Arctic Voices: Resistance at the Tipping Point
Subhankar Banerjee, editor.
560 pages, hardcover: $35.95.
Seven Stories Press, 2012.
In 2001, on the U.S. Senate floor, one of Alaska's pro-development politicians held up a blank white piece of posterboard. "This is a picture of ANWR (the Arctic National Wildlife Refuge) as it exists for about nine months of the year," he said, trying to persuade fellow senators to open that protected area to drilling. The sublime winter scenes that appeared in engineer-turned-photographer Subhankar Banerjee's Seasons of Life and Land (2003) -- which a Democrat in turn displayed in a later Senate session -- showed that there was a lot more to the Arctic landscape than just empty white space. The threat to the refuge's wealth of wildlife and habitat was averted, but only temporarily; conservationists knew that the battle wasn't over.
Now, Alaska Congressman Don Young is making his 11th attempt to open the refuge to oil and gas development. Leases have already been sold farther west, in the Chukchi Sea and the National Petroleum Reserve, and in the Beaufort Sea to the north. Meanwhile, Alaska Gov. Sean Parnell is pushing road construction in undeveloped areas, while the nations of the Northern Hemisphere squabble over shipping routes suddenly opened up by the changing climate.
Just in time, then, comes Banerjee's latest volume, Arctic Voices, a wakeup call from 39 artists, writers, biologists, Alaska Natives and activists. As in Arctic Refuge: A Circle of Testimony (a 2001 book edited by Hank Lentfer and Carolyn Servid), the eyewitness accounts and reports in Arctic Voices question the wisdom of relying on fossil fuel fixes, urging restraint in our approach to the nation's last great wilderness area.
The Arctic is the planet's ecological tipping point: The polar regions not only suffer greater warming than lower latitudes, but the rapid loss of sea ice and permafrost there is accelerating the process to where it could spiral out of control, beyond even the direst predictions.

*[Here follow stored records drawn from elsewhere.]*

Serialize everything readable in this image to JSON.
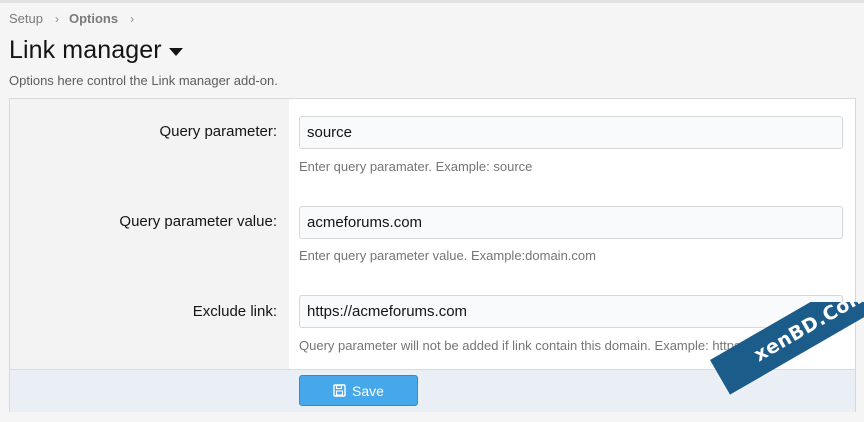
{
  "breadcrumb": {
    "items": [
      "Setup",
      "Options"
    ],
    "separator": "›"
  },
  "page": {
    "title": "Link manager",
    "description": "Options here control the Link manager add-on."
  },
  "form": {
    "fields": [
      {
        "label": "Query parameter:",
        "value": "source",
        "hint": "Enter query paramater. Example: source"
      },
      {
        "label": "Query parameter value:",
        "value": "acmeforums.com",
        "hint": "Enter query parameter value. Example:domain.com"
      },
      {
        "label": "Exclude link:",
        "value": "https://acmeforums.com",
        "hint": "Query parameter will not be added if link contain this domain. Example: https://domain"
      }
    ],
    "save_label": "Save"
  },
  "watermark": {
    "text": "xenBD.Com"
  },
  "colors": {
    "accent": "#47a7eb",
    "footer": "#e9eff4",
    "watermark": "#1c5c8a"
  },
  "icons": {
    "save": "floppy-disk-icon",
    "title_menu": "caret-down-icon",
    "breadcrumb_sep": "chevron-right-icon"
  }
}
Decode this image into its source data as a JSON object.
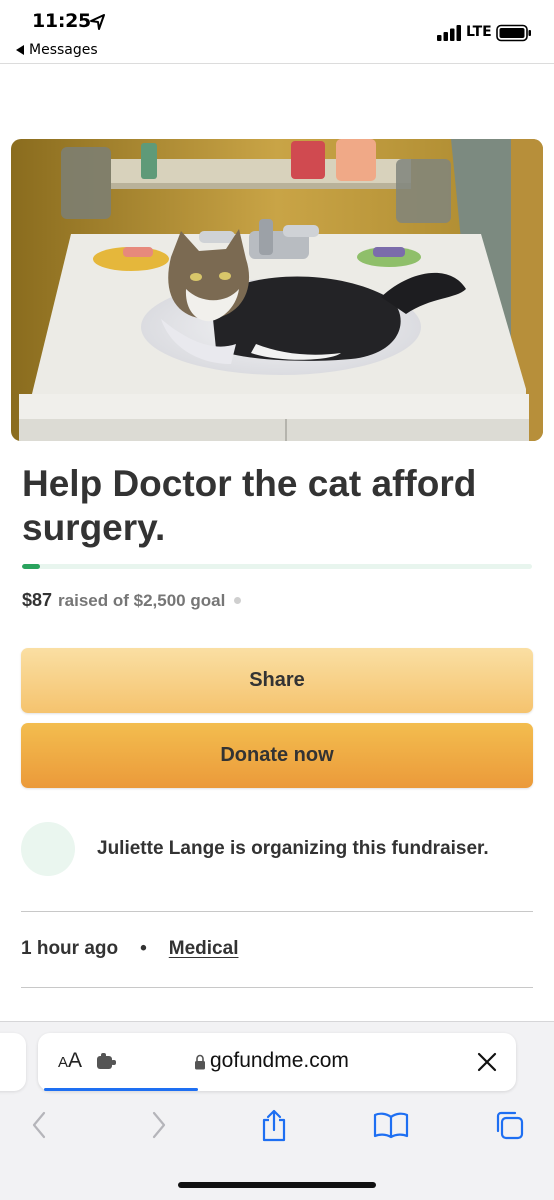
{
  "status_bar": {
    "time": "11:25",
    "back_label": "Messages",
    "network": "LTE"
  },
  "fundraiser": {
    "title": "Help Doctor the cat afford surgery.",
    "raised_amount": "$87",
    "raised_text": "raised of $2,500 goal",
    "progress_fraction": 0.035,
    "share_label": "Share",
    "donate_label": "Donate now",
    "organizer_text": "Juliette Lange is organizing this fundraiser.",
    "time_ago": "1 hour ago",
    "bullet": "•",
    "category": "Medical"
  },
  "browser": {
    "aa_small": "A",
    "aa_big": "A",
    "url": "gofundme.com"
  },
  "colors": {
    "accent_green": "#2aa35e",
    "share_button": "#f5c36e",
    "donate_button": "#eb9a3a",
    "link_blue": "#1e6ff2"
  },
  "icons": [
    "location-arrow-icon",
    "signal-icon",
    "battery-icon",
    "extension-icon",
    "lock-icon",
    "close-icon",
    "back-chevron-icon",
    "forward-chevron-icon",
    "share-icon",
    "bookmarks-icon",
    "tabs-icon"
  ]
}
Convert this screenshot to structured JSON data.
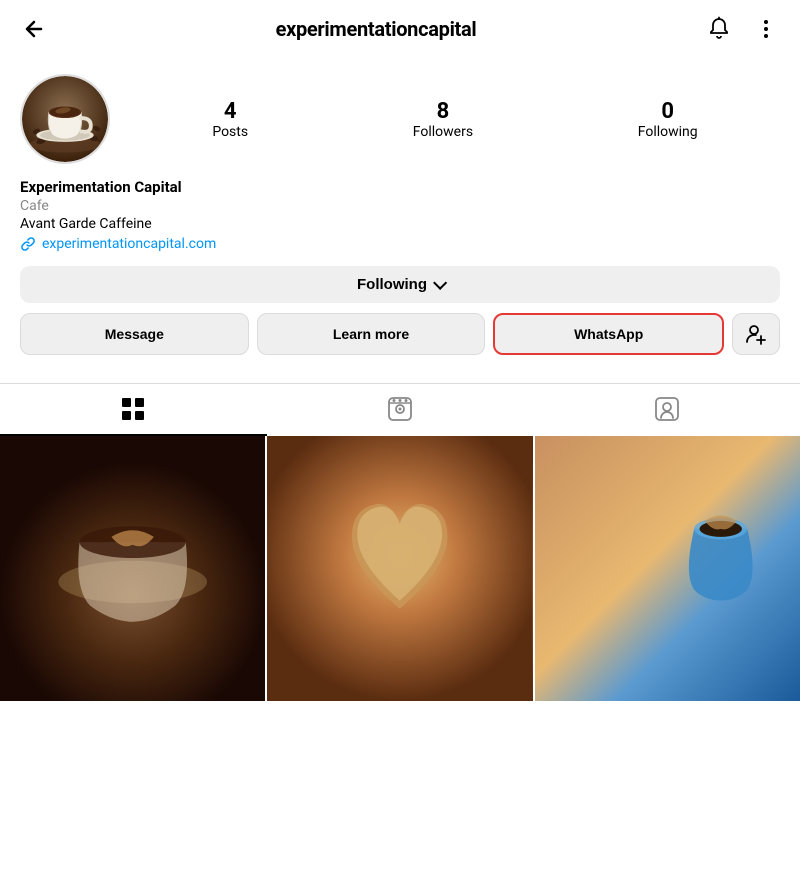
{
  "header": {
    "username": "experimentationcapital",
    "back_label": "←",
    "notification_icon": "bell",
    "more_icon": "three-dots"
  },
  "profile": {
    "name": "Experimentation Capital",
    "category": "Cafe",
    "bio": "Avant Garde Caffeine",
    "website_text": "experimentationcapital.com",
    "website_url": "https://experimentationcapital.com",
    "stats": {
      "posts_count": "4",
      "posts_label": "Posts",
      "followers_count": "8",
      "followers_label": "Followers",
      "following_count": "0",
      "following_label": "Following"
    }
  },
  "buttons": {
    "following_label": "Following",
    "message_label": "Message",
    "learn_more_label": "Learn more",
    "whatsapp_label": "WhatsApp",
    "add_friend_icon": "+👤"
  },
  "tabs": {
    "grid_icon": "grid",
    "reels_icon": "reels",
    "tagged_icon": "tagged"
  },
  "colors": {
    "accent": "#0095f6",
    "border": "#dbdbdb",
    "whatsapp_border": "#e53935",
    "button_bg": "#efefef"
  }
}
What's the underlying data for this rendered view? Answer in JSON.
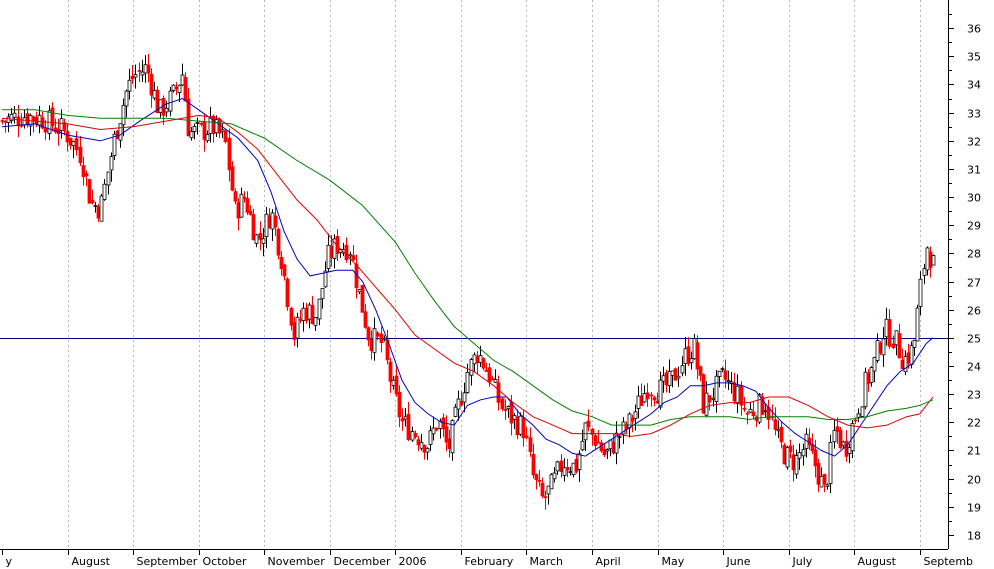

Arctic Voices also touches upon Iceland, Greenland and Siberia, driving home the point of global connectedness. "Climate scientists have made it clear," writes Ricki Ott, a toxicologist and fisherwoman who witnessed the Exxon Valdez spill, "that if people wish to have a livable planet for their children, the Oil Age must end soon, regardless of how much oil is left to extract."